Imperial Beach, California — Tijuana Beach National Wildlife Refuge
I still had two and a half hours before I had to be back at the hotel. I drove over a few blocks to see if I could find a place on the other side of the marsh and discovered a visitor center. I strolled out on a trail through a field. On one side was a strip of brush and flowers, on the other a mudflat along one of the backwater channels of the river.
I got about 100 yards out on this trail when I noticed a woman in a tie-die T-shirt doing yoga on a bench up ahead. She was obviously communing deeply with the morning sun. I didn’t want to disturb her, so I stopped and looked around. I noticed a flycatcher perched motionlessly on top of a bush. I thought it was probably a Western Kingbird, but its tail was down in the bush out of sight. I stood and waited for it to move. Ten minutes later, I was still waiting. I was distracted by another flycatcher flitting bush to bush about 50 yards away. It was often out of sight behind the foliage. I knew it was a phoebe by its posture and tail-wagging, and I thought it was a Say’s by what I could see of its color.
And this is where it gets a bit strange. This lifer sighting was unique in one way. It’s the only time in my life I’ve seen a lifer when I didn’t realize I was seeing a lifer. I thought for sure I’d seen a Say’s Phoebe in Arizona in 1984. It wasn’t until I got home on Thursday that I found out this was my first.
When I looked back for the kingbird, it was gone. I started walking back toward the car. I looked back over my shoulder a minute later in time to see the kingbird chasing the phoebe. They both landed on the wire fence along the trail, then took off again. I got good looks at both of them as they flitted through the brush. I soon left the kingbird behind, but the phoebe kept pace with me and was soon joined by another.
When I got back to the visitor center, they were still around. They flew up under the eaves of a maintenance shed near the parking lot. I assume they had a nest there, but the area was restricted. The best look I got was when one perched on a sign about 20 feet away.
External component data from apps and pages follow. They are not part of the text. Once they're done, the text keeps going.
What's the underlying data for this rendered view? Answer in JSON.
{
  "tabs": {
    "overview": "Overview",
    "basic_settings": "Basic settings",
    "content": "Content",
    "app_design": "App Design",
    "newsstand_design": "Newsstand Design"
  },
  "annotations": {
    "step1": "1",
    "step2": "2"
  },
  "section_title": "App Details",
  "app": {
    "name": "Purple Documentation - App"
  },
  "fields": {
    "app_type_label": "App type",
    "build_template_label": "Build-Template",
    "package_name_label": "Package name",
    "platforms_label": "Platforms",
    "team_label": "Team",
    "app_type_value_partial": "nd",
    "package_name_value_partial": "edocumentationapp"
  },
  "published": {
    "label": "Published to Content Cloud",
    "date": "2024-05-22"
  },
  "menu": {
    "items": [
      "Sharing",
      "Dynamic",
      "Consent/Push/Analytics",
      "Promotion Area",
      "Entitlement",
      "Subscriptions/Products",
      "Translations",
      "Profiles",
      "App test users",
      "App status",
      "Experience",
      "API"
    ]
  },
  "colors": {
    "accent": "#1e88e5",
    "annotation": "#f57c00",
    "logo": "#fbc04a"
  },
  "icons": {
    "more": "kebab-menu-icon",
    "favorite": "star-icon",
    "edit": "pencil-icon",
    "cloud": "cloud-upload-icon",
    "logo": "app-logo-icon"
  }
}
I saw another one on Tuesday. It flew out from under the eaves of the washroom by the lake at Mission Trail Regional Park and landed on the roof right in front of me.